“Bring one of the big beech chunks,” Bill said. He was also being consciously practical.
Nick came in with the log through the kitchen and in passing knocked a pan off the kitchen table. He laid the log down and picked up the pan. It had contained dried apricots, soaking in water. He carefully picked up all the apricots off the floor, some of them had gone under the stove, and put them back in the pan. He dipped some more water onto them from the pail by the table. He felt quite proud of himself. He had been thoroughly practical.
He came in carrying the log and Bill got up from the chair and helped him put it on the fire.
“That’s a swell log,” Nick said.
“I’d been saving it for the bad weather,” Bill said. “A log like that will burn all night.”
“There’ll be coals left to start the fire in the morning,” Nick said.
“That’s right,” Bill agreed. They were conducting the conversation on a high plane.
“Let’s have another drink,” Nick said.
“I think there’s another bottle open in the locker,” Bill said.
He kneeled down in the corner in front of the locker and brought out a square-faced bottle.
“It’s Scotch,” he said.
“I’ll get some more water,” Nick said. He went out into the kitchen again. He filled the pitcher with the dipper, dipping cold spring water from the pail. On his way back to the living room he passed a mirror in the dining room and looked in it. His face looked strange. He smiled at the face in the mirror and it grinned back at him. He winked at it and went on. It was not his face but it didn’t make any difference.
Bill poured out the drinks.
“That’s an awfully big shot,” Nick said.
“Not for us, Wemedge,” Bill said.
“What’ll we drink to?” Nick asked, holding up the glass.
“Let’s drink to fishing,” Bill said.
“All right,” Nick said. “Gentlemen, I give you fishing.”
“All fishing,” Bill said. “Everywhere.”
“Fishing,” Nick said. “That’s what we drink to.”
“It’s better than baseball,” Bill said.
“There isn’t any comparison,” said Nick. “How did we ever get talking about baseball?”
“It was a mistake,” Bill said. “Baseball is a game for louts.”
They drank all that was in their glasses. “Now let’s drink to Chesterton.”
“And Walpole,” Nick interposed.
Nick poured out the liquor. Bill poured in the water. They looked at each other. They felt very fine.
“Gentlemen,” Bill said, “I give you Chesterton and Walpole.”
“Exactly, gentlemen,” Nick said.

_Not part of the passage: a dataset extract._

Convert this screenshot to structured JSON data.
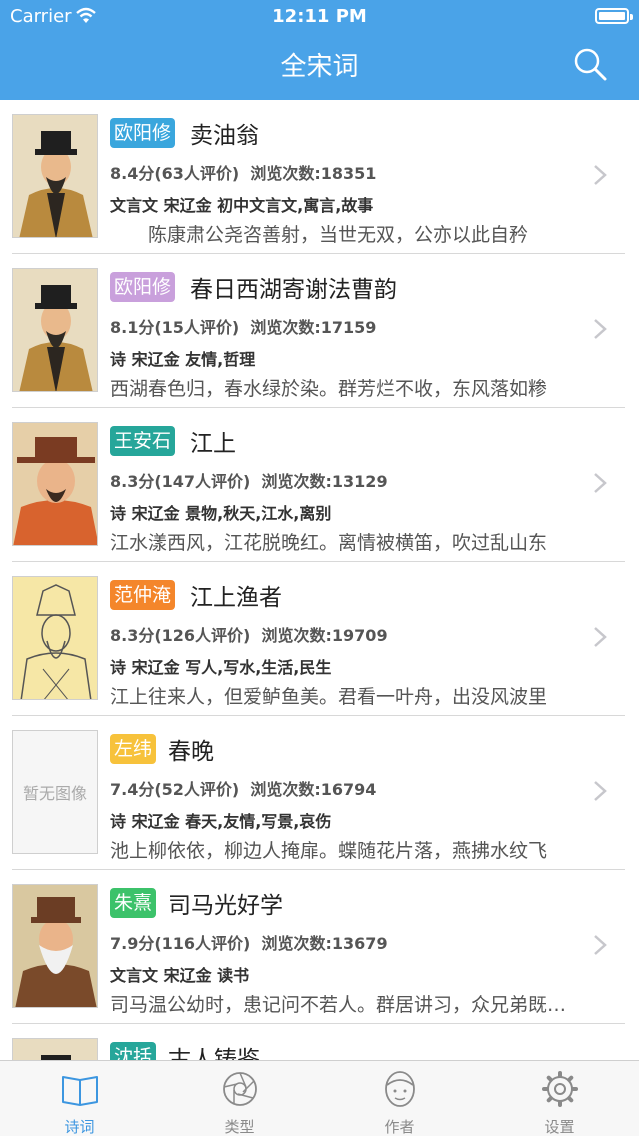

They drank. Bill filled up the glasses. They sat down in the big chairs in front of the fire.
“You were very wise, Wemedge,” Bill said.
“What do you mean?” asked Nick.
“To bust off that Marge business,” Bill said.
“I guess so,” said Nick.
“It was the only thing to do. If you hadn’t, by now you’d be back home working trying to get enough money to get married.”
Nick said nothing.
“Once a man’s married he’s absolutely bitched,” Bill went on. “He hasn’t got anything more. Nothing. Not a damn thing. He’s done for. You’ve seen the guys that get married.”
Nick said nothing.
“You can tell them,” Bill said. “They get this sort of fat married look. They’re done for.”
“Sure,” said Nick.
“It was probably bad busting it off,” Bill said. “But you always fall for somebody else and then it’s all right. Fall for them but don’t let them ruin you.”
“Yes,” said Nick.
“If you’d have married her you would have had to marry the whole family. Remember her mother and that guy she married.”
“Imagine having them around the house all the time and going to Sunday dinners at their house and having them over to dinner and her telling Marge all the time what to do and how to act.”
Nick sat quiet.
“You came out of it damned well,” Bill said. “Now she can marry somebody of her own sort and settle down and be happy. You can’t mix oil and water and you can’t mix that sort of thing any more than if I’d marry Ida that works for Strattons. She’d probably like it, too.”